The equipment required to true out-of-round tires consists of two machines made by Amermac-one warms the tire, the other trims off the high spots and contours the tread. Once commonly found in tire shops, as bias-ply tires became far less common, the demand for tire truing and the equipment that did it faded away. As a result, many of these machines were just taking up valuable shop space and were sold for scrap. Fortunately, thanks to extremely robust construction, those machines that did survive are still capable of doing what they were designed to do. Davidson and Beck had been truing Bonneville tires for years with vintage Amermac machines, and with the growing popularity of bias-ply tires on street rods, it's a service they now offer to customers.

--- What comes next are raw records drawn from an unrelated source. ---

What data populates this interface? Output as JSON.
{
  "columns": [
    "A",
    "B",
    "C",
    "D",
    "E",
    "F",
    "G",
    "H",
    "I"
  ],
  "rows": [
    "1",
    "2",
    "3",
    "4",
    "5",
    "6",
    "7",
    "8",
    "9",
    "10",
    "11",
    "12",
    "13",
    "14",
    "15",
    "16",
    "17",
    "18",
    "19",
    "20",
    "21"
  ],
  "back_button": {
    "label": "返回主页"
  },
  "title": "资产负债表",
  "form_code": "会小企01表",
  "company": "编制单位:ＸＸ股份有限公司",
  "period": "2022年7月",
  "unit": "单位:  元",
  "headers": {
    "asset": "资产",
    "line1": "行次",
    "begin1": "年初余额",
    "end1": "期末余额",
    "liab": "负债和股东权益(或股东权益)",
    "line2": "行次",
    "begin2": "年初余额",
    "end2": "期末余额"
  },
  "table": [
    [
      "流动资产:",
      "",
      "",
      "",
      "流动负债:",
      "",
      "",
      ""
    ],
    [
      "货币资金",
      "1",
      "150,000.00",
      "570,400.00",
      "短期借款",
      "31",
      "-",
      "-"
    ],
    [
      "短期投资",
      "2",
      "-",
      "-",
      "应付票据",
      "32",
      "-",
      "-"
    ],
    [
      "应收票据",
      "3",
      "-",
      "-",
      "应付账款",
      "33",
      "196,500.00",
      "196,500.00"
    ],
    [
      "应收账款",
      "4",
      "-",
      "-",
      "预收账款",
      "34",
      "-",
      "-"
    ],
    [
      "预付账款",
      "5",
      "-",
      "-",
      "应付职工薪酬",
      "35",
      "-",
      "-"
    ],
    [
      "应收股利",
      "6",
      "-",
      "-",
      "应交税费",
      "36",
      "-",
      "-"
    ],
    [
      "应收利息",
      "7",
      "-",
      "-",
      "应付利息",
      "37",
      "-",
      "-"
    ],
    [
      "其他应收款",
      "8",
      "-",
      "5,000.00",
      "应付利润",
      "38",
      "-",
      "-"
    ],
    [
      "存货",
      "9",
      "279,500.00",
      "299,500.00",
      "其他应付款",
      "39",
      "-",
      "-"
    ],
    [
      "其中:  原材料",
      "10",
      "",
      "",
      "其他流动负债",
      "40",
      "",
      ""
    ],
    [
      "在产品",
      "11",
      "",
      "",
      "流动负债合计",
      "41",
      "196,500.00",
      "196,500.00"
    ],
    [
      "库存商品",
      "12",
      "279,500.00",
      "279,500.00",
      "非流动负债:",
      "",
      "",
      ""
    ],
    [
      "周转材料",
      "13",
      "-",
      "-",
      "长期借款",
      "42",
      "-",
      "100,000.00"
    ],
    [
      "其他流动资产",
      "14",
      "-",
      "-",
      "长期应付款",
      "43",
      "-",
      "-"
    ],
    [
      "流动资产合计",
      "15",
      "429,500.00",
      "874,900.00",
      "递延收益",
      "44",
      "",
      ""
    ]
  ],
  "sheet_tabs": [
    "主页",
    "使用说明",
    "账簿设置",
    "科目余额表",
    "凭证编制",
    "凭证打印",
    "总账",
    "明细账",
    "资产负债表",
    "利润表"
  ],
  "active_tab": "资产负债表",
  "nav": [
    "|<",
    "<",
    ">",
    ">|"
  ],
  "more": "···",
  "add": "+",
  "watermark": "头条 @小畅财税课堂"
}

Truing bias-ply tires can make an amazing difference in ride quality, and the amount of rubber removed has very little impact on tread life. However, there is one caveat, the procedure is usually reserved for new tires. The presence of any foreign objects in the tread can damage the cutter, so used tires aren't normally candidates for the process. How do you know if it needs to be done to new tires? Simple enough, spin 'em and see how round they are. If they're not true you now know the cure for out-of-round rollers.

Amermac
A Brief History and a New Beginning
Lillian Flynt was an Amermac employee for 39 years. As she explains it, in 1959,Roy Peacock Sr. owned a tire shop in Americus, Georgia, and saw a need for tire truing. He developed tire-shaving equipment, which he had manufactured by Greenfield Metal Products (GMP), also of Americus. Peacock formed Americus Manufacturing (later Amermac) to provide development, marketing, and support for this equipment. As it grew, GMP moved about 12 miles to Ellaville. In 1979, GMP purchased Amermac. By then the "vibration correction equipment" was used by the trucking industry and had found its way into auto racing.

With the introduction of radial ply tires the need for truing declined and the equipment began to disappear from tire shops. GMP also manufactured metal closet shelving. With the severe decline in the housing market, GMP was forced to close its doors.

Wes Sprunk, the owner and president of TSISSG Tire Service Equipment (www.tsissg.com) had followed Amermac for years but had not been able to add it to his successful tire service equipment company. Finally, in October 2009, he was able to acquire the physical and intellectual assets of Amermac and is now making tire-truing equipment available once again.

SOURCE
Vintage Hot Rod & Design
631 Country Drive
Chico
CA  95928
530-343-9228
http://www.vhrcustoms.com
Pro Machine Racing Engine
Chico
CA
530-892-9711